auctions such as Christie's, they have also been a catalyst to
building up the domestic art market.
Since its launch three years ago the Tehran Art Auction has
gained social cachet and most of the 90 items sold on Friday
went for at least two times their predicted values, pushing
total sales $2.4 million above forecasts, according to the
Tehran Art Auction website.
The highest-selling pieces were two works by notable Iranian
poet and painter, Sohrab Sepehri (1928-1980), "Untitled (from
the tree trunk series)" and "Untitled" sold for $680,000 and
With no other comparable event in the Iranian capital, the
auction is very much a place to see and be seen.
Prominent Iranian actor, Reza Kianian, was the auctioneer at
the Hotel Parsian, one of Tehran's top hotels, on Friday and the
event drew an audience of more than 1,000 - although "only about
100 of the people who attended actually bid," said Zahra
Jahan-Bakhsh, the Tehran Art Auction's co-head of international
"Iranians like to show off and this is the best way to do
so," a participant told Reuters.
Indeed, many works by the same artists could be found at
private galleries for half the price. "I can tell by the cars
parked in the lots that the attendees are very rich," she said.
Other notable works on sale were "The Hunting Blue Sky" by
Reza Derakhshani (1952), which fetched $227,000, and "Love" by
Mohammad Ehsai (1939), which went for $219,000.
Sales at the auction have risen from about $1.7 million at
the first auction in 2012 when 73 lots were sold. Last year 80
works went on the block, raising $2 million.
"The economic crisis was the whole reason we started Tehran
Art Auction," said Alireza Sami Azar, a former managing director
of the Museum of Contemporary Art in Tehran who is the founder
and director of the Tehran Art Auction.
He is also credited with bringing Iran's contemporary art
collection out of hiding. "We've had to look to the private
sector for support," he said.
Tehran boasts more than 200 privately owned galleries, most
of which have opened over the past 10 years.
Iranian art attracted attention in 2008, when a work by the
sculptor Parviz Tanavoli fetched $2.8 million at Christie's in
Dubai.

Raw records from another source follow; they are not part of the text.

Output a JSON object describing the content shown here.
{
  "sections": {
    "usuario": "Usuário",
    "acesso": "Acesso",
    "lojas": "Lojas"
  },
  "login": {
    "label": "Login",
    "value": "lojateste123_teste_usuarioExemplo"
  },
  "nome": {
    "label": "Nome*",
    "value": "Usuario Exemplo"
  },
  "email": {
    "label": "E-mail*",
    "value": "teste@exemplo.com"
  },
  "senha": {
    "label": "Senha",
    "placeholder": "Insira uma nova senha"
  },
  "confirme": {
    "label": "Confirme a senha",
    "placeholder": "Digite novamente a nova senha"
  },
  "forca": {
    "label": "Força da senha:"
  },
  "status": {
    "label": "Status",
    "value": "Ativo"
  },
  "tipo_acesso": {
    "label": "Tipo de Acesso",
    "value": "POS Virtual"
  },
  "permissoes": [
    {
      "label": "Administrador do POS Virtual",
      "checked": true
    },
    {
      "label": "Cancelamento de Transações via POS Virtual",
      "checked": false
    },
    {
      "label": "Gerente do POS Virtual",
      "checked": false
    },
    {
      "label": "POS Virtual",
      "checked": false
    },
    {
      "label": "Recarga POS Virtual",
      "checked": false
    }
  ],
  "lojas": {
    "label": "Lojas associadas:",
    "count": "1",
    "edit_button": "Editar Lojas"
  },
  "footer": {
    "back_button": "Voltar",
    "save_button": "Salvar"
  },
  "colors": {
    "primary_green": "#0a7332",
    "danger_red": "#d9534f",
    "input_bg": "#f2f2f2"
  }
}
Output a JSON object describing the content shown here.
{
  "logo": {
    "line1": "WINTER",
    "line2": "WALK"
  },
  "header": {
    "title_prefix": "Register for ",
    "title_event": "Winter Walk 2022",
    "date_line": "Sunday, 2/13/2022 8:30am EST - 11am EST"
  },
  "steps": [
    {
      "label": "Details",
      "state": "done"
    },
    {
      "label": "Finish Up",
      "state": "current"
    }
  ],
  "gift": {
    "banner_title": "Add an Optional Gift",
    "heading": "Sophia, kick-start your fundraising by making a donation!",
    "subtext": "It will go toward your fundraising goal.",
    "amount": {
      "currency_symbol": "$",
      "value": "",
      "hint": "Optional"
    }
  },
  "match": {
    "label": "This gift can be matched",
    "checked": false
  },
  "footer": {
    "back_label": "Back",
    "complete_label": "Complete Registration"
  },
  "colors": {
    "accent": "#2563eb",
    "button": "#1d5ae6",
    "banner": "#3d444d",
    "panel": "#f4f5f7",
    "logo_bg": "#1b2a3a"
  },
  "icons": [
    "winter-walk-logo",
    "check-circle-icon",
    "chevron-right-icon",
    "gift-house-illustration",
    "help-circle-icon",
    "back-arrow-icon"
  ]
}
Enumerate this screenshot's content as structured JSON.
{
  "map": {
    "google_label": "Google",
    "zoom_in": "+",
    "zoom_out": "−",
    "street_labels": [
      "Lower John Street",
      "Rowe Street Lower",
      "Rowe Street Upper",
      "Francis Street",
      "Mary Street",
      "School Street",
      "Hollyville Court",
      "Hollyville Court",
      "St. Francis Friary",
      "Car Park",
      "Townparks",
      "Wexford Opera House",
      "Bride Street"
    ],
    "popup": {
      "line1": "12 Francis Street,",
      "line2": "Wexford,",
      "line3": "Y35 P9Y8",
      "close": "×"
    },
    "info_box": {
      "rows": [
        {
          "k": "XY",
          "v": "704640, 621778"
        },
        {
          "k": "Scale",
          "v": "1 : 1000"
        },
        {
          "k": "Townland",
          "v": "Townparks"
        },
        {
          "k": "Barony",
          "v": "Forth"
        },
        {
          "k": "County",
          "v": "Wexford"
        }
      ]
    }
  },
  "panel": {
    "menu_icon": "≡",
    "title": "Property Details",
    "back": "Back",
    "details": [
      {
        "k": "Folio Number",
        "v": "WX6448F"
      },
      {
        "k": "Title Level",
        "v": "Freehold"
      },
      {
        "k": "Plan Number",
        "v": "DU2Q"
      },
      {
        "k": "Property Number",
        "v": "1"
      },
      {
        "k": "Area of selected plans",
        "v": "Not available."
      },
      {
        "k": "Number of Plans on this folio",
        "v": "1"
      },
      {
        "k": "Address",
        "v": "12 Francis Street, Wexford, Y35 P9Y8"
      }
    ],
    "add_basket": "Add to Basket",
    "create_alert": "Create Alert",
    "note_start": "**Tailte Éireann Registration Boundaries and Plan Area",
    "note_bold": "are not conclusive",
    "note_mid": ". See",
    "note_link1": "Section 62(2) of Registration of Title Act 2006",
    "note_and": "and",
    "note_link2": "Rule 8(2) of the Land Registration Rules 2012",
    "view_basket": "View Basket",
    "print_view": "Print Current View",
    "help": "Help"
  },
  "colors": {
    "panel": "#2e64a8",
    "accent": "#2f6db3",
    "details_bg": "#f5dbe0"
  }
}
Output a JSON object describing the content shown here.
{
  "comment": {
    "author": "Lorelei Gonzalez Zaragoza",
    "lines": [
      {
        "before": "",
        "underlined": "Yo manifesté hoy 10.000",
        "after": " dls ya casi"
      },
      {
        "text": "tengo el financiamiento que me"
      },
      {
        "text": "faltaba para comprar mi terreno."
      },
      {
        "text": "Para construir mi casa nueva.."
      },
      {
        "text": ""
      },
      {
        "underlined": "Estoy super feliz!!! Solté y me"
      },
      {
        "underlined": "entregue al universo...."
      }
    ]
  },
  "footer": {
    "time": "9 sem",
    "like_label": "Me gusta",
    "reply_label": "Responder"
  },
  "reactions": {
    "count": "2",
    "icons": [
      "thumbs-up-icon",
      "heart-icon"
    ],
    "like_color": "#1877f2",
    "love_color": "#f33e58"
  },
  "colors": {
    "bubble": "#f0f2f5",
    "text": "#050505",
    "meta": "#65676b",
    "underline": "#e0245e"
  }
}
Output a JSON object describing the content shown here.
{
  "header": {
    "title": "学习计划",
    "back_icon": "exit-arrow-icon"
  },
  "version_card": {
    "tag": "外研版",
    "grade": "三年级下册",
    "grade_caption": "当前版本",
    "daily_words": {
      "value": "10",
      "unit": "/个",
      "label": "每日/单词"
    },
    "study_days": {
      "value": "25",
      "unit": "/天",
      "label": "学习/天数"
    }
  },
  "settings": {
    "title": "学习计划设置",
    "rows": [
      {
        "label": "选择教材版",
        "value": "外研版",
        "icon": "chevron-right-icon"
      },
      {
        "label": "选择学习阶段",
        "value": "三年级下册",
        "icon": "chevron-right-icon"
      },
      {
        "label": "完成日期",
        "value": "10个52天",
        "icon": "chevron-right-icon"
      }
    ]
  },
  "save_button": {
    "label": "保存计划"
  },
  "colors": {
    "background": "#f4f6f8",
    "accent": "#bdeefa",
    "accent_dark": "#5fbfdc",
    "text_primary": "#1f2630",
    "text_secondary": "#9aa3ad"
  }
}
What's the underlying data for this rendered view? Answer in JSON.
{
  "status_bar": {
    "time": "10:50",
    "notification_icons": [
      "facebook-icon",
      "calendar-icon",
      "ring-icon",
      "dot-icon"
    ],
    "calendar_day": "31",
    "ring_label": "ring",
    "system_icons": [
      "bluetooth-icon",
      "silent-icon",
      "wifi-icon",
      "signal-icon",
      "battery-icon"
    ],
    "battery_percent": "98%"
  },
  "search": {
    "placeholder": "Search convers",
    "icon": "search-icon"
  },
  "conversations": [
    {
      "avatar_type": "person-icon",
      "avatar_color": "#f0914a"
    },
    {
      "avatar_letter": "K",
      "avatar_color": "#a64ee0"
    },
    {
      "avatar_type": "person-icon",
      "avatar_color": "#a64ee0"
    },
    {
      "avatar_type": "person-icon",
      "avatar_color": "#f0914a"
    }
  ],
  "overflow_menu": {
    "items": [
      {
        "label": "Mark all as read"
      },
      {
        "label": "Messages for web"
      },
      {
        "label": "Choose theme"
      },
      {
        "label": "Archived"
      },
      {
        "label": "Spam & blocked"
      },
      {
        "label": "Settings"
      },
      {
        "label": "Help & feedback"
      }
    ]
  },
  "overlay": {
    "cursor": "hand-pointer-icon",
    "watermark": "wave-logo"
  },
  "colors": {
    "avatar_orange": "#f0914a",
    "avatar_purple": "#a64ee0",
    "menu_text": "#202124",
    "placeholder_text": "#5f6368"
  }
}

That remains an auction record for any Middle Eastern
artist, said Michael Jeha, Christie's managing director in the
"Iranian art is very rich in heritage, you have a very
strong (pool) of Iranian modern artists from the 30s, 40s
onwards," said Jeha. "Over the last seven years since we've been
holding our auctions, Iranian art has been one of the
Today, Tanavoli's work is on display in New York's
Metropolitan Museum of Art and at the Tate Gallery in London. In
Tehran on Friday his work "Heech Lovers" was valued between
$38,000 and $51,000, but sold for $64,000.
"We owe a lot to Christie's for having pushed Iranian art
into the international spotlight," Tanavoli told Reuters.
"Young artists who were scared of the future and filled with
doubt are a lot more hopeful these days," he added, pointing to
the importance of Iranians' greater appreciation of contemporary
and modern art.
"Iranians used to buy cars, but now they buy art," he said.
The Iranian government has not promoted Iranian art
domestically or internationally, leaving the private sector to
fill the gap through galleries and auctions. But officials in
President Hassan Rouhani's 11-month old administration say they
want to become more active.
"Iran is more than just carpets," said Majid Mollanoroozi,
newly appointed by the government as director of Tehran's Museum
of Contemporary Art.
"But, we've done a bad job with regards to marketing Iranian
art," he said. He hopes to increase the recognition of Iranian
artists internationally and welcomed collaboration with museums
such as the Museum of Modern Art (MOMA) in New York.
As Iran's economy struggles under the weight of economic
sanctions, with inflation running at about 40 percent, art is
being seen as a safe haven for wealthy Iranians that is also
capable of generating significant profits.
"We are looking for places to invest our money," said an
Iranian collector during Christie's auction of Middle East art
in Dubai in March. "For many other sectors like real estate,
metals, foreign currency, they don't provide the same rate of
return as they used to, so we are turning to art."
(A full price listing and images of the pictures can be
found here (here))
(Editing by William Maclean and Susan Fenton)